  • State Action and the Supreme Court's Emerging Consensus on the Line between Establishment and Private *Religious Expression, 28 Pepp. L. Rev. 681 (2000).
  • The Redistricting Cases: Original Mistakes and Current Consequences, 24 Harv. J. L. & Pub. Pol'y 103 (2000).
  • The Problem of Singling Out Religion, 50 DePaul L. Rev. 1 (2000).
  • The New Establishmentarianism, 75 Chi.-Kent L. Rev. 453 (1999).
  • Why is Religious Liberty the First Freedom, 21 Cardozo L. Rev. 1243 (1999).
  • Five Reasons to Reject the Claim That Religious Arguments Should Be Excluded from Democratic Deliberation, 1999 Utah L. Rev. 639 (1999).
  • Freedom From Persecution or Protection of the Rights of Conscience?: A Critique of Justice Scalia's Historical *Arguments in City of Boerne v. Flores, 39 William and Mary Law Review 819 (1998).
  • Tradition and Constitutionalism before the Constitution, 1998 U. Ill. L. Rev. 173.
  • Equal Treatment and Religious Discrimination in Equal Treatment of Religion in a Pluralistic Society, Stephen V. Monsma and J. Christopher Soper, eds. (William B. Eerdmans Publishing Co., 1998).
  • Governments, Families, and Power: A Defense of Educational Choice, 31 Conn.
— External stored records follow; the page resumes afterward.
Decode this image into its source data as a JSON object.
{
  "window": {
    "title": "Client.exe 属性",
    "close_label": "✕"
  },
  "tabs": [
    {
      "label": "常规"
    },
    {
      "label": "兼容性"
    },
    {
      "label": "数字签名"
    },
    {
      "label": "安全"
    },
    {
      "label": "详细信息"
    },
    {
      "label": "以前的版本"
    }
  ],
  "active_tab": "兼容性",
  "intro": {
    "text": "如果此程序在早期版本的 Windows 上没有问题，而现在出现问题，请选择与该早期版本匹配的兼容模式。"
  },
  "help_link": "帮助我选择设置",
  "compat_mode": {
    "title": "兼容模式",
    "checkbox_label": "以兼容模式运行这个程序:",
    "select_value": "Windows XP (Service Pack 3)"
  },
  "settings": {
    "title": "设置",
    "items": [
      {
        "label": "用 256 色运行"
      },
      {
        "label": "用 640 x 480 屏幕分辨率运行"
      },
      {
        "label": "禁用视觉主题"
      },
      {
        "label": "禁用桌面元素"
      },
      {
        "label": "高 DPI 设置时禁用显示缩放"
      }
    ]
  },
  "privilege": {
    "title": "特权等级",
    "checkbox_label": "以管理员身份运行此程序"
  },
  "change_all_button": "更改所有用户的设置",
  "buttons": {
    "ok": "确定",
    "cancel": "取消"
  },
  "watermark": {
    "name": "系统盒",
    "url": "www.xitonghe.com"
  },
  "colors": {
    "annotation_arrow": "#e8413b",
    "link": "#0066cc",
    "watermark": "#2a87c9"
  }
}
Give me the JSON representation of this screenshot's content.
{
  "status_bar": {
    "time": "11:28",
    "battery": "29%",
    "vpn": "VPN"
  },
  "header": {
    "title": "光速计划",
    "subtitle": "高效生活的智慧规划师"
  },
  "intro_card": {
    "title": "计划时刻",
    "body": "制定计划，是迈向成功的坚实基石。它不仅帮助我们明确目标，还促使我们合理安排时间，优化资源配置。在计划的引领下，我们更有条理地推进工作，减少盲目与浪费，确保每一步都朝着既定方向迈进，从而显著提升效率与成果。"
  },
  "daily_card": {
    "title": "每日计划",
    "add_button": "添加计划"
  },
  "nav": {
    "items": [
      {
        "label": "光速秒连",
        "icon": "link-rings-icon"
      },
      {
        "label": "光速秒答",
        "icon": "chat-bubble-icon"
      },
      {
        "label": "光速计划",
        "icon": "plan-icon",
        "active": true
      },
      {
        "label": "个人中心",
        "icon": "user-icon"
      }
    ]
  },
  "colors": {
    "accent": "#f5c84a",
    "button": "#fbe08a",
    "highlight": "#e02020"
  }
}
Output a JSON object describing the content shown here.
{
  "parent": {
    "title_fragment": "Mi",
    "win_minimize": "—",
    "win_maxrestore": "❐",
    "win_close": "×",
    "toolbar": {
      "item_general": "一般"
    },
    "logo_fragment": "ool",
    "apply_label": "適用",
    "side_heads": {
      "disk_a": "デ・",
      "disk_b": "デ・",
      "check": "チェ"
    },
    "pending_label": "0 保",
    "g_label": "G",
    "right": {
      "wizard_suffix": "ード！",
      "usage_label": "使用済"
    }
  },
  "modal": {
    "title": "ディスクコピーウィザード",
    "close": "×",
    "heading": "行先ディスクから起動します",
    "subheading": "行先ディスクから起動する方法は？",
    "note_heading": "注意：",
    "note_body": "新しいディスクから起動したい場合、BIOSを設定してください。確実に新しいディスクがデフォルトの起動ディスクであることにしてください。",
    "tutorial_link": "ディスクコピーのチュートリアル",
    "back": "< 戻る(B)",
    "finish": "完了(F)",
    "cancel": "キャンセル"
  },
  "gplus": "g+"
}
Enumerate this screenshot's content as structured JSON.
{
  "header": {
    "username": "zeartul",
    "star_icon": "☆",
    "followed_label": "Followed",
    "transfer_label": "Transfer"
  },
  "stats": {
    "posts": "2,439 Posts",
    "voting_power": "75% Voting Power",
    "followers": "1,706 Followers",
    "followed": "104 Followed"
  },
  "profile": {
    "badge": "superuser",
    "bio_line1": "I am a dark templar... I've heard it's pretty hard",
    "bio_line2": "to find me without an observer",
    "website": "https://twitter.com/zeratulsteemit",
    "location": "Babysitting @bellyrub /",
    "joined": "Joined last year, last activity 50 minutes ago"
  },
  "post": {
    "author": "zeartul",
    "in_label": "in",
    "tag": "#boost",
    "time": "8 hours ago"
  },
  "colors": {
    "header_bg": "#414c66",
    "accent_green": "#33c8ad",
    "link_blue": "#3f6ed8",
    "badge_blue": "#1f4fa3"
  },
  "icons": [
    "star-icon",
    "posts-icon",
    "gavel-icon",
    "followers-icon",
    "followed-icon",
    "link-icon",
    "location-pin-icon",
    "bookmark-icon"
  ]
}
L. Rev. 847 (1998).
  • Institutions and Interpretation: A Critique of City of Boerne v. Flores, 111 Harvard Law Review 153 (1997).
  • The Importance of Humility in Judicial Review: A Comment on Ronald Dworkin's 'Moral Reading' of the Constitution, 65 Fordham Law Review 1269 (1997).
  • "Believers As Equal Citizens," Law and Religion: Obligations of Democratic Citizenship and Demands of Faith Symposium, Brown University (April 1997).
  • The Right to Die and the Jurisprudence of Tradition, 1997 Utah Law Review 665.
  • Establishment and Toleration in Edmund Burke's "Constitution of Freedom" 1995 Supreme Court Review 393.
  • Segregation and the Original Understanding—A Reply to Professor Maltz, 13 Constitutional Commentary 233 (1996).
  • The Importance of Humility in Judicial Review: A Comment on Ronald Dworkin's Moral Reading of the Constitution, 65 Fordham L. Rev. 1269 (1996).
  • The Originalist Case for Brown v. Board of education, 19 Harv. J. L. & Pub. Pol'y 457 (1995).
  • (May 1995). "Originalism and the desegregation decisions". Virginia Law Review (The Virginia Law Review Association via JSTOR) 81 (4): 947–1140. doi:10.2307/1073539. JSTOR 1073539. 

External links[edit]

Legal offices
Preceded by
Stephen Anderson
Judge of the United States Court of Appeals for the Tenth Circuit
Succeeded by
Scott Matheson